A sad film about a sad woman who pays multiple prices—including, eventually, the ultimate price—for daring to pursue her dream…so sums up Rodrigo García’s Albert Nobbs. And in that description lays the film’s primary disappointment.
Albert Nobbs stars Glenn Close as the titular character, a woman who has spent decades masquerading as a man to work as a waiter in a posh Dublin hotel. Going into Albert Nobbs, it is not as if one expects an uplifting film. But depressing movies with pained heroes are one thing. To be fair, the film is well-written, but what is frustrating about Albert Nobbs is seeing an already pained person pay such a high cost for daring to dream and make her life better. What sort of theme is punishment for attempts at improvement? Hit the jump for our Blu-ray review of Albert Nobbs.
Albert’s identity is finally uncovered by house painter, Hubert Page (Janet McTeer) when Albert is forced by the hotel owner to share her room with Hubert. Albert begs Hubert to keep her secret; Hubert in turn reveals that he, too, is a woman, married to another woman. Albert becomes fascinated with how Hubert has made this world work and found happiness. With Hubert as an example, Albert pursues one of the maids, Helen Dawes (Mia Wasikowska) romantically. Under the influence of her boyfriend, Joe Mackins (Aaron Johnson), Helen uses Albert’s advances for her and Joe’s personal gain. Eventually Helen becomes pregnant by Joe, who freaks out. In the midst of their fight, Albert tries to come to Helen’s rescue but suffers a blow to his head that kills him.
There is much to like about Albert Nobbs, such as the production design, costumes and make-up…and especially the acting. Glenn Close is brilliant, and the other actors deserve high marks as well. In any other year Close would easily have won Best Actress save for Meryl Streep’s turn as Margaret Thatcher in The Iron Lady. An example sums up Close’s performance best. In one scene, Albert and Hubert don dresses and venture out into the world, the first time for Albert wearing a dress since she was a young girl. So completely has Close embodied her role as a man that it feels in that scene as if she is a man in drag, not a woman being a woman. Amazing work.
This Blu-ray looks great and sounds great, but is sorely lacking in special features.
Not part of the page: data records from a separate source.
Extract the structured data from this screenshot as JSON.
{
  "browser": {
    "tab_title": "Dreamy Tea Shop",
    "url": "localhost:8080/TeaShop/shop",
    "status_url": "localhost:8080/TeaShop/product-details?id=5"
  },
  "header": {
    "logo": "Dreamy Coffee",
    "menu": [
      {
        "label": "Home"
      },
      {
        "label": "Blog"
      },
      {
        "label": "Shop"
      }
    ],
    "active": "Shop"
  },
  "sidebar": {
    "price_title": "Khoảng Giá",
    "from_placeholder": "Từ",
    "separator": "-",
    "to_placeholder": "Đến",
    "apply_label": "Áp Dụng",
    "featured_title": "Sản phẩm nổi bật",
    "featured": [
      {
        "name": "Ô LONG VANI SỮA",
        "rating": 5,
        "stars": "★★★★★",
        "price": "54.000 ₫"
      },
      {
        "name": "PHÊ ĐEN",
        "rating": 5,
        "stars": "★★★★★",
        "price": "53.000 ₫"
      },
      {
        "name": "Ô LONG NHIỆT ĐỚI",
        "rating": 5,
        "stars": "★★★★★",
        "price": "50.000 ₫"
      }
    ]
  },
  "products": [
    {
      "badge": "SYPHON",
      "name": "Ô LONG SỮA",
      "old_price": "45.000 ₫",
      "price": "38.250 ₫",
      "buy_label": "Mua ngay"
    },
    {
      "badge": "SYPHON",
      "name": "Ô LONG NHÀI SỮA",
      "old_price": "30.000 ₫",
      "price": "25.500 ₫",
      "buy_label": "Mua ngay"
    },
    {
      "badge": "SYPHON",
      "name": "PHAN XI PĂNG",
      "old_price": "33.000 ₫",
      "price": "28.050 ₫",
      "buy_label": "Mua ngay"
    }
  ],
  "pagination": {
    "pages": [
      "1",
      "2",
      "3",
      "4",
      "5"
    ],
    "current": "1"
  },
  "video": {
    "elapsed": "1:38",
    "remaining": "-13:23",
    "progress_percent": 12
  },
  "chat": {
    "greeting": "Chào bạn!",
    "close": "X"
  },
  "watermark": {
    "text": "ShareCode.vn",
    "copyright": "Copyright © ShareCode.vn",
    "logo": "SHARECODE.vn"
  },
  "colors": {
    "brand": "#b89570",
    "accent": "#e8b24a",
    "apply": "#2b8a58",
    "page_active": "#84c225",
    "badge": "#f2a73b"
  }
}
Those few extras that are included are the de rigueur commentary track (with García and Close), the theatrical trailer and a handful of deleted scenes—and not even that much of the latter. Surely the studio could have put more effort into this release than the above, especially for a modern movie with no lack of material upon which to draw.
In summation, Albert Nobbs has a lot to offer, but see it for the acting above all else.